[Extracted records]
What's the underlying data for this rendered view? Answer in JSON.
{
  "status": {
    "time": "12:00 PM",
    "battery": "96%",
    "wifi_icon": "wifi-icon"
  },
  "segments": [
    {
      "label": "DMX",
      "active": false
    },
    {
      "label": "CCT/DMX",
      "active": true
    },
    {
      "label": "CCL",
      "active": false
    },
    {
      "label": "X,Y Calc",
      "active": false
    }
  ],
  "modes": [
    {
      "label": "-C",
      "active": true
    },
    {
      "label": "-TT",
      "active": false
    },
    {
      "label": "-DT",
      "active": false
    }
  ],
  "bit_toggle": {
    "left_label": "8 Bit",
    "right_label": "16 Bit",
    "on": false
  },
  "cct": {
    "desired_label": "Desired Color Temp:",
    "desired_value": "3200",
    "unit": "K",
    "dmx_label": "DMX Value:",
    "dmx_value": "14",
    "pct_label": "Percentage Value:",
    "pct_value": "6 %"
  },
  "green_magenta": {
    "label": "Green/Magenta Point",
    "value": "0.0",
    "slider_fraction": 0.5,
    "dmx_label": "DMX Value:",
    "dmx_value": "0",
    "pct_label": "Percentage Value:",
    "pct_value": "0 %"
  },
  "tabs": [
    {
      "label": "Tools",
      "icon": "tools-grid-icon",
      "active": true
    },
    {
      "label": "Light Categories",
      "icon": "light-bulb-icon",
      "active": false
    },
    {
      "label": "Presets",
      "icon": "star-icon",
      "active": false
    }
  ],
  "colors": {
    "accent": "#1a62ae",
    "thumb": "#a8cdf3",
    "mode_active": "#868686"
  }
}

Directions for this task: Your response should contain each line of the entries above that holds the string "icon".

Expected answer:
    "wifi_icon": "wifi-icon"
      "icon": "tools-grid-icon",
      "icon": "light-bulb-icon",
      "icon": "star-icon",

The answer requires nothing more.